+++ AVAILABLE RECORDS

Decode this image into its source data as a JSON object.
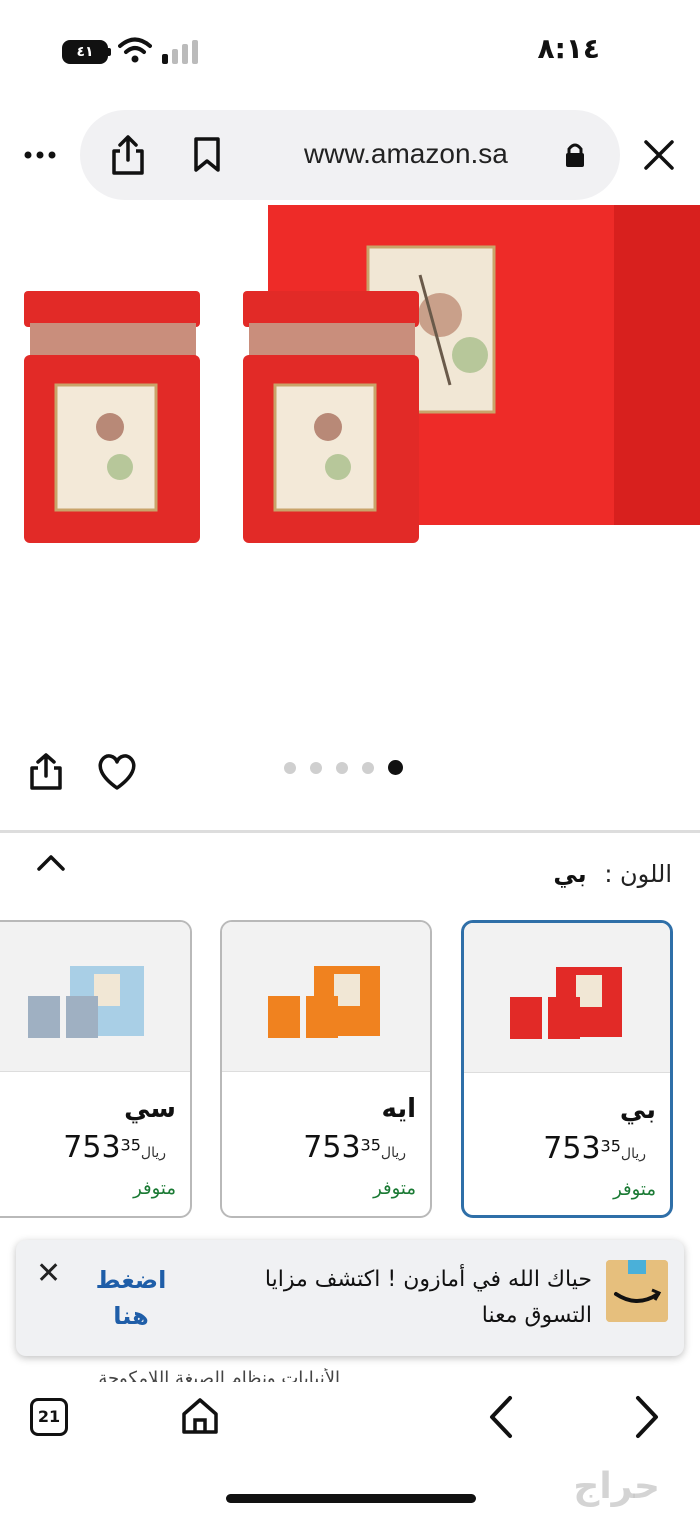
{
  "status": {
    "time": "٨:١٤",
    "battery": "٤١"
  },
  "browser": {
    "url": "www.amazon.sa",
    "tab_count": "21"
  },
  "gallery": {
    "dot_count": 5,
    "active_dot": 4
  },
  "color_select": {
    "label": "اللون :",
    "value": "بي"
  },
  "variants": [
    {
      "name": "بي",
      "price_whole": "753",
      "price_frac": "35",
      "currency": "ريال",
      "stock": "متوفر",
      "color": "#e22a27",
      "selected": true
    },
    {
      "name": "ايه",
      "price_whole": "753",
      "price_frac": "35",
      "currency": "ريال",
      "stock": "متوفر",
      "color": "#f0821f",
      "selected": false
    },
    {
      "name": "سي",
      "price_whole": "753",
      "price_frac": "35",
      "currency": "ريال",
      "stock": "متوفر",
      "color": "#a9cfe6",
      "selected": false
    }
  ],
  "banner": {
    "text": "حياك الله في أمازون ! اكتشف مزايا التسوق معنا",
    "cta": "اضغط هنا",
    "close": "✕"
  },
  "cutoff": "الأنيابات ونظام الصيغة اللامكوجة",
  "watermark": "حراج",
  "colors": {
    "accent": "#2f6fa8",
    "in_stock": "#1a7a34",
    "product_red": "#e22a27"
  }
}
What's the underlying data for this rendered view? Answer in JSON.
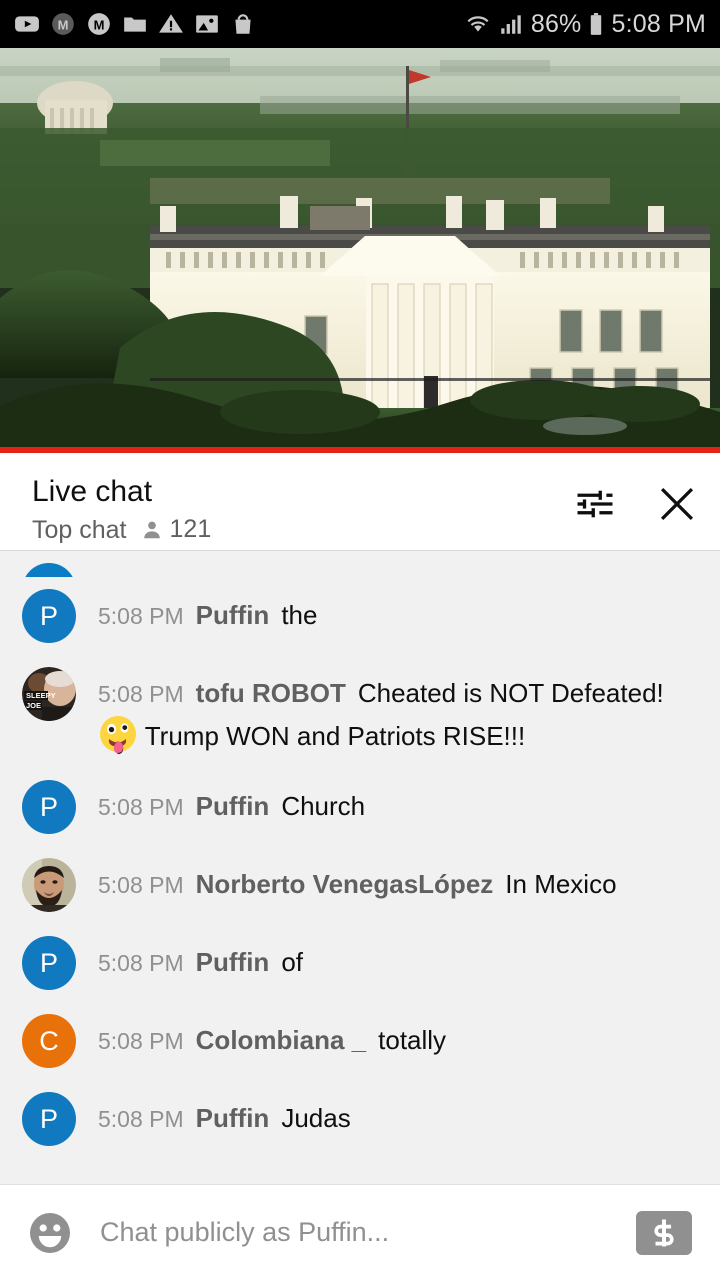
{
  "statusbar": {
    "icons": [
      "youtube-icon",
      "m-filled-icon",
      "m-outline-icon",
      "folder-icon",
      "warning-triangle-icon",
      "image-icon",
      "shopping-bag-icon"
    ],
    "wifi_icon": "wifi-icon",
    "signal_icon": "cell-signal-icon",
    "battery_percent": "86%",
    "battery_icon": "battery-icon",
    "clock": "5:08 PM"
  },
  "video": {
    "alt": "White House north portico live stream",
    "progress_percent": 100,
    "progress_color": "#e62117"
  },
  "chat_header": {
    "title": "Live chat",
    "mode": "Top chat",
    "viewer_count": "121",
    "viewer_icon": "person-icon",
    "settings_icon": "tune-icon",
    "close_icon": "close-icon"
  },
  "messages": [
    {
      "id": "clipped-top",
      "clipped": true,
      "time": "",
      "author": "",
      "text": "",
      "avatar": {
        "type": "initial",
        "letter": "",
        "color": "#0b7dc4"
      }
    },
    {
      "id": "m1",
      "time": "5:08 PM",
      "author": "Puffin",
      "text": "the",
      "avatar": {
        "type": "initial",
        "letter": "P",
        "color": "#1179bf"
      }
    },
    {
      "id": "m2",
      "time": "5:08 PM",
      "author": "tofu ROBOT",
      "text": "Cheated is NOT Defeated!",
      "emoji": "zany-face-emoji",
      "text2": "Trump WON and Patriots RISE!!!",
      "avatar": {
        "type": "photo",
        "photo": "sleepy-joe-meme-avatar",
        "label": "SLEEPY JOE"
      }
    },
    {
      "id": "m3",
      "time": "5:08 PM",
      "author": "Puffin",
      "text": "Church",
      "avatar": {
        "type": "initial",
        "letter": "P",
        "color": "#1179bf"
      }
    },
    {
      "id": "m4",
      "time": "5:08 PM",
      "author": "Norberto VenegasLópez",
      "text": "In Mexico",
      "avatar": {
        "type": "photo",
        "photo": "bearded-man-avatar"
      }
    },
    {
      "id": "m5",
      "time": "5:08 PM",
      "author": "Puffin",
      "text": "of",
      "avatar": {
        "type": "initial",
        "letter": "P",
        "color": "#1179bf"
      }
    },
    {
      "id": "m6",
      "time": "5:08 PM",
      "author": "Colombiana _",
      "text": "totally",
      "avatar": {
        "type": "initial",
        "letter": "C",
        "color": "#e8710a"
      }
    },
    {
      "id": "m7",
      "time": "5:08 PM",
      "author": "Puffin",
      "text": "Judas",
      "avatar": {
        "type": "initial",
        "letter": "P",
        "color": "#1179bf"
      }
    }
  ],
  "composer": {
    "emoji_icon": "emoji-smiley-icon",
    "placeholder": "Chat publicly as Puffin...",
    "value": "",
    "superchat_icon": "dollar-superchat-icon"
  },
  "colors": {
    "accent_red": "#e62117",
    "chat_bg": "#f1f1f1",
    "avatar_blue": "#1179bf",
    "avatar_orange": "#e8710a",
    "muted_text": "#909090"
  }
}
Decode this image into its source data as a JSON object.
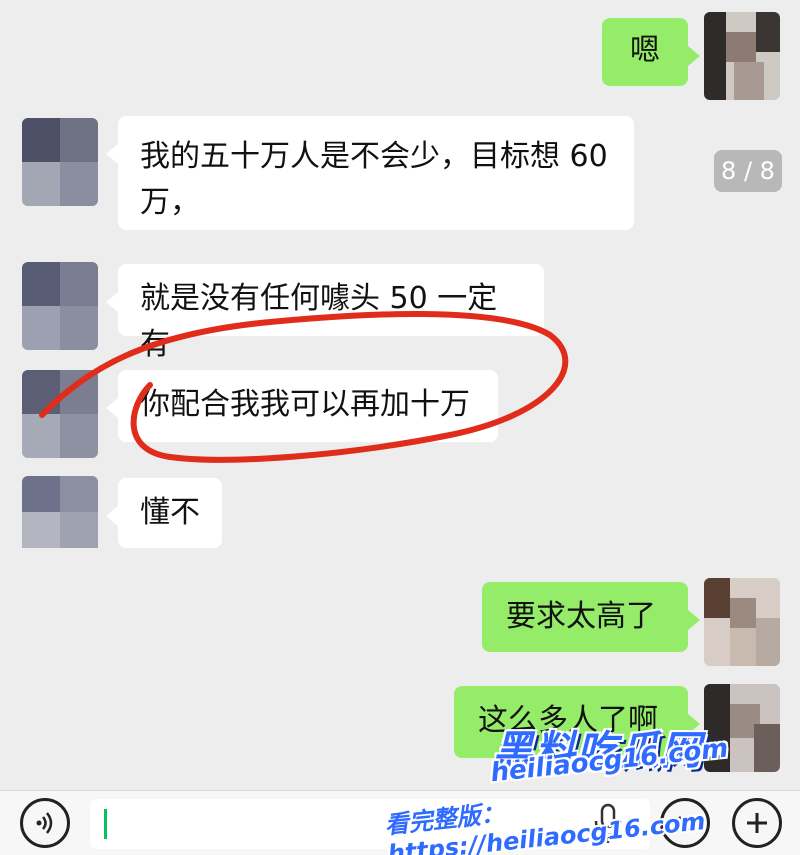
{
  "counter": "8 / 8",
  "messages": [
    {
      "text": "嗯",
      "side": "out"
    },
    {
      "text": "我的五十万人是不会少，目标想 60 万，",
      "side": "in"
    },
    {
      "text": "就是没有任何噱头 50 一定有",
      "side": "in"
    },
    {
      "text": "你配合我我可以再加十万",
      "side": "in"
    },
    {
      "text": "懂不",
      "side": "in"
    },
    {
      "text": "要求太高了",
      "side": "out"
    },
    {
      "text": "这么多人了啊",
      "side": "out"
    }
  ],
  "message_line1": "我的五十万人是不会少，目标想 60",
  "message_line2": "万，",
  "watermark": {
    "title": "黑料吃瓜网",
    "url": "heiliaocg16.com",
    "line": "看完整版：https://heiliaocg16.com"
  },
  "colors": {
    "background": "#ededed",
    "incoming_bubble": "#ffffff",
    "outgoing_bubble": "#95ec69",
    "annotation_circle": "#e02d1b"
  },
  "icons": [
    "voice-icon",
    "microphone-icon",
    "emoji-icon",
    "plus-icon"
  ]
}
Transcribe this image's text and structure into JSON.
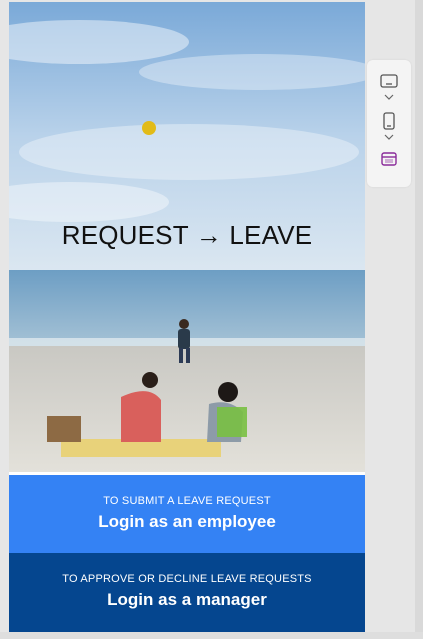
{
  "hero": {
    "title": "REQUEST → LEAVE"
  },
  "employee_login": {
    "caption": "TO SUBMIT A LEAVE REQUEST",
    "label": "Login as an employee"
  },
  "manager_login": {
    "caption": "TO APPROVE OR DECLINE LEAVE REQUESTS",
    "label": "Login as a manager"
  },
  "side_toolbar": {
    "items": [
      "tablet-view-icon",
      "chevron-down-icon",
      "phone-view-icon",
      "chevron-down-icon",
      "web-preview-icon"
    ],
    "active_color": "#8a2b9a"
  },
  "colors": {
    "employee_bg": "#3482f4",
    "manager_bg": "#05468f"
  }
}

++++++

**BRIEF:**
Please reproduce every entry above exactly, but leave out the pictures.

**EXERCISE OUTPUT:**
Decode this image into its source data as a JSON object.
{
  "status": {
    "time": "٨:١٤",
    "battery": "٤١"
  },
  "browser": {
    "url": "www.amazon.sa",
    "tab_count": "21"
  },
  "gallery": {
    "dot_count": 5,
    "active_dot": 4
  },
  "color_select": {
    "label": "اللون :",
    "value": "بي"
  },
  "variants": [
    {
      "name": "بي",
      "price_whole": "753",
      "price_frac": "35",
      "currency": "ريال",
      "stock": "متوفر",
      "color": "#e22a27",
      "selected": true
    },
    {
      "name": "ايه",
      "price_whole": "753",
      "price_frac": "35",
      "currency": "ريال",
      "stock": "متوفر",
      "color": "#f0821f",
      "selected": false
    },
    {
      "name": "سي",
      "price_whole": "753",
      "price_frac": "35",
      "currency": "ريال",
      "stock": "متوفر",
      "color": "#a9cfe6",
      "selected": false
    }
  ],
  "banner": {
    "text": "حياك الله في أمازون ! اكتشف مزايا التسوق معنا",
    "cta": "اضغط هنا",
    "close": "✕"
  },
  "cutoff": "الأنيابات ونظام الصيغة اللامكوجة",
  "watermark": "حراج",
  "colors": {
    "accent": "#2f6fa8",
    "in_stock": "#1a7a34",
    "product_red": "#e22a27"
  }
}
What's the underlying data for this rendered view? Answer in JSON.
{
  "statusbar": {
    "icons": [
      "youtube-icon",
      "m-filled-icon",
      "m-outline-icon",
      "folder-icon",
      "warning-triangle-icon",
      "image-icon",
      "shopping-bag-icon"
    ],
    "wifi_icon": "wifi-icon",
    "signal_icon": "cell-signal-icon",
    "battery_percent": "86%",
    "battery_icon": "battery-icon",
    "clock": "5:08 PM"
  },
  "video": {
    "alt": "White House north portico live stream",
    "progress_percent": 100,
    "progress_color": "#e62117"
  },
  "chat_header": {
    "title": "Live chat",
    "mode": "Top chat",
    "viewer_count": "121",
    "viewer_icon": "person-icon",
    "settings_icon": "tune-icon",
    "close_icon": "close-icon"
  },
  "messages": [
    {
      "id": "clipped-top",
      "clipped": true,
      "time": "",
      "author": "",
      "text": "",
      "avatar": {
        "type": "initial",
        "letter": "",
        "color": "#0b7dc4"
      }
    },
    {
      "id": "m1",
      "time": "5:08 PM",
      "author": "Puffin",
      "text": "the",
      "avatar": {
        "type": "initial",
        "letter": "P",
        "color": "#1179bf"
      }
    },
    {
      "id": "m2",
      "time": "5:08 PM",
      "author": "tofu ROBOT",
      "text": "Cheated is NOT Defeated!",
      "emoji": "zany-face-emoji",
      "text2": "Trump WON and Patriots RISE!!!",
      "avatar": {
        "type": "photo",
        "photo": "sleepy-joe-meme-avatar",
        "label": "SLEEPY JOE"
      }
    },
    {
      "id": "m3",
      "time": "5:08 PM",
      "author": "Puffin",
      "text": "Church",
      "avatar": {
        "type": "initial",
        "letter": "P",
        "color": "#1179bf"
      }
    },
    {
      "id": "m4",
      "time": "5:08 PM",
      "author": "Norberto VenegasLópez",
      "text": "In Mexico",
      "avatar": {
        "type": "photo",
        "photo": "bearded-man-avatar"
      }
    },
    {
      "id": "m5",
      "time": "5:08 PM",
      "author": "Puffin",
      "text": "of",
      "avatar": {
        "type": "initial",
        "letter": "P",
        "color": "#1179bf"
      }
    },
    {
      "id": "m6",
      "time": "5:08 PM",
      "author": "Colombiana _",
      "text": "totally",
      "avatar": {
        "type": "initial",
        "letter": "C",
        "color": "#e8710a"
      }
    },
    {
      "id": "m7",
      "time": "5:08 PM",
      "author": "Puffin",
      "text": "Judas",
      "avatar": {
        "type": "initial",
        "letter": "P",
        "color": "#1179bf"
      }
    }
  ],
  "composer": {
    "emoji_icon": "emoji-smiley-icon",
    "placeholder": "Chat publicly as Puffin...",
    "value": "",
    "superchat_icon": "dollar-superchat-icon"
  },
  "colors": {
    "accent_red": "#e62117",
    "chat_bg": "#f1f1f1",
    "avatar_blue": "#1179bf",
    "avatar_orange": "#e8710a",
    "muted_text": "#909090"
  }
}
Decode this image into its source data as a JSON object.
{
  "counter": "8 / 8",
  "messages": [
    {
      "text": "嗯",
      "side": "out"
    },
    {
      "text": "我的五十万人是不会少，目标想 60 万，",
      "side": "in"
    },
    {
      "text": "就是没有任何噱头 50 一定有",
      "side": "in"
    },
    {
      "text": "你配合我我可以再加十万",
      "side": "in"
    },
    {
      "text": "懂不",
      "side": "in"
    },
    {
      "text": "要求太高了",
      "side": "out"
    },
    {
      "text": "这么多人了啊",
      "side": "out"
    }
  ],
  "message_line1": "我的五十万人是不会少，目标想 60",
  "message_line2": "万，",
  "watermark": {
    "title": "黑料吃瓜网",
    "url": "heiliaocg16.com",
    "line": "看完整版：https://heiliaocg16.com"
  },
  "colors": {
    "background": "#ededed",
    "incoming_bubble": "#ffffff",
    "outgoing_bubble": "#95ec69",
    "annotation_circle": "#e02d1b"
  },
  "icons": [
    "voice-icon",
    "microphone-icon",
    "emoji-icon",
    "plus-icon"
  ]
}
Transcribe this image's text and structure into JSON.
{
  "hero": {
    "title": "REQUEST → LEAVE"
  },
  "employee_login": {
    "caption": "TO SUBMIT A LEAVE REQUEST",
    "label": "Login as an employee"
  },
  "manager_login": {
    "caption": "TO APPROVE OR DECLINE LEAVE REQUESTS",
    "label": "Login as a manager"
  },
  "side_toolbar": {
    "items": [
      "tablet-view-icon",
      "chevron-down-icon",
      "phone-view-icon",
      "chevron-down-icon",
      "web-preview-icon"
    ],
    "active_color": "#8a2b9a"
  },
  "colors": {
    "employee_bg": "#3482f4",
    "manager_bg": "#05468f"
  }
}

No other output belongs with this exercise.